I frequently enjoy YA books, as they may be meant for teenagers but still appeal to the kid in me, too. Deep Blue by Jennifer Donnelly felt more like a book that needs a teenage girl to truly appreciate it. This first book in the Waterfire series is set under the ocean and features the world of mermaids.
Serafina is the princess of Miromara, and she is getting ready to celebrate her Dokimi, which is a series of tests that prove that she is ready to take on the mantle of ruler one day once her mother dies – as this is a matrilineal society and the men don’t rule. It is also when her betrothal to a prince from another kingdom will become official.
In the middle of the Dokimi, there is an attack where Serafina’s mother and father are both targeted, and her father is killed while her mother is severely wounded (and we assume killed, though Serafina resists accepting this possibility). Serafina and her best friend Neela, conveniently the sister to her soon-to-be-bethrothed, manage to escape the castle and the city of Miromara in the hopes of finding someone to come rescue them.
The story is a tale of growing up with Serafina forced to accept that she has the talent and the skills to lead, much as she doesn’t wish to. Everything that points to Serafina as a leader is another admission that her mother may not have survived the attack.
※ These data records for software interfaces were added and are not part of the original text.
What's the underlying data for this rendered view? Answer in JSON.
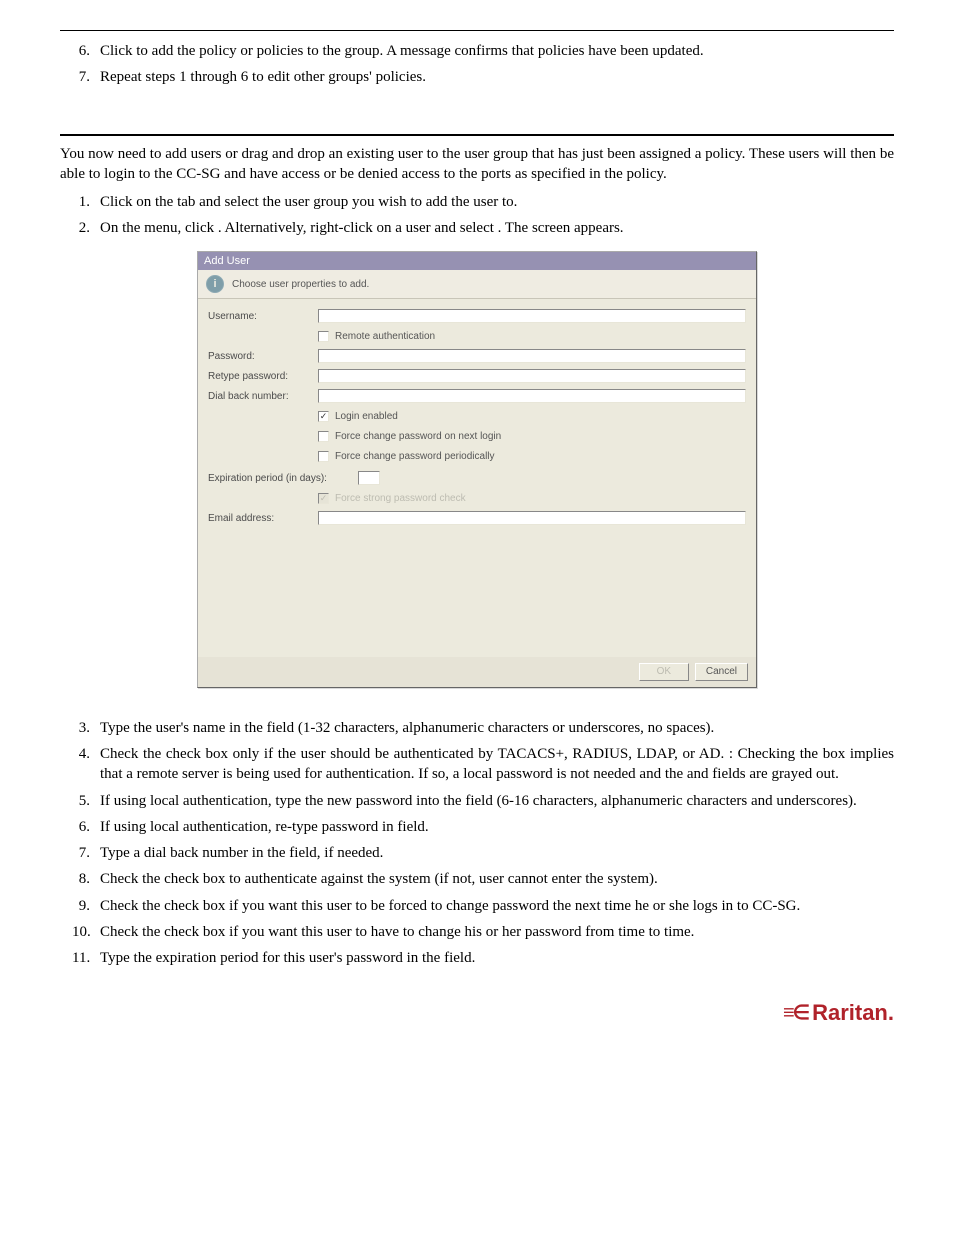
{
  "top_steps": [
    {
      "num": "6.",
      "text": "Click          to add the policy or policies to the group. A message confirms that policies have been updated."
    },
    {
      "num": "7.",
      "text": "Repeat steps 1 through 6 to edit other groups' policies."
    }
  ],
  "intro": "You now need to add users or drag and drop an existing user to the user group that has just been assigned a policy. These users will then be able to login to the CC-SG and have access or be denied access to the ports as specified in the policy.",
  "pre_dialog_steps": [
    {
      "num": "1.",
      "text": "Click on the            tab and select the user group you wish to add the user to."
    },
    {
      "num": "2.",
      "text": "On the           menu, click                 . Alternatively, right-click on a user and select                 . The                 screen appears."
    }
  ],
  "dialog": {
    "title": "Add User",
    "subtitle": "Choose user properties to add.",
    "labels": {
      "username": "Username:",
      "password": "Password:",
      "retype": "Retype password:",
      "dialback": "Dial back number:",
      "expiration": "Expiration period (in days):",
      "email": "Email address:"
    },
    "checks": {
      "remoteauth": "Remote authentication",
      "login": "Login enabled",
      "forcenext": "Force change password on next login",
      "forceperiod": "Force change password periodically",
      "strong": "Force strong password check"
    },
    "buttons": {
      "ok": "OK",
      "cancel": "Cancel"
    }
  },
  "post_dialog_steps": [
    {
      "num": "3.",
      "text": "Type the user's name in the                 field (1-32 characters, alphanumeric characters or underscores, no spaces)."
    },
    {
      "num": "4.",
      "text": "Check the                                 check box only if the user should be authenticated by TACACS+, RADIUS, LDAP, or AD.        : Checking the                                 box implies that a remote server is being used for authentication. If so, a local password is not needed and the                 and                         fields are grayed out."
    },
    {
      "num": "5.",
      "text": "If using local authentication, type the new password into the                 field (6-16 characters, alphanumeric characters and underscores)."
    },
    {
      "num": "6.",
      "text": "If using local authentication, re-type password in                         field."
    },
    {
      "num": "7.",
      "text": "Type a dial back number in the                         field, if needed."
    },
    {
      "num": "8.",
      "text": "Check the                     check box to authenticate against the system (if not, user cannot enter the system)."
    },
    {
      "num": "9.",
      "text": "Check the                                                     check box if you want this user to be forced to change password the next time he or she logs in to CC-SG."
    },
    {
      "num": "10.",
      "text": "Check the                                                     check box if you want this user to have to change his or her password from time to time."
    },
    {
      "num": "11.",
      "text": "Type the expiration period for this user's password in the                             field."
    }
  ],
  "brand": "Raritan."
}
The world Donnelly creates is lush and incredibly detailed, and she spends a great deal of time explaining and describing it. The language has a definite teen feel, with frequent references to “Hey, Merl!” (Hey, Girl!) and how someone is a “wrasse-hole” (fill in the blank, as wrasse is used in various contexts throughout the book).
I felt like I didn’t understand where the book was going for much of it, which led to some frustration on my part. It felt like it should move faster and do a better job of clarifying the plot – and then a whole crush of backstory and detail would come in that didn’t quite fit what I was hoping for. Once I got near the end, I realized that this was designed to be a series and that not all would be revealed in this book, which made it much easier to read.
The last 50 or so pages were the most enjoyable of the book, whether that’s because I finally accepted what the book was, the author finally hit her stride, or I had enough background finally to feel like I had a compass to follow, I’m not sure. Were I 20 years younger, I can see myself enjoying this a lot more, as it is a fun book with strong characters, though I’d like to see them developed more. It’s a quick read, and the ending gave me hope that the series is looking up and will bring me back into the story to follow the next stage in the girls’ search to rescue their homelands.
Written by Michelle who would love to have some of the magic these mermaids do. See how she copes without any on her blog Honest & Truly! and follow along with her on Twitter where she is also @HonestAndTruly.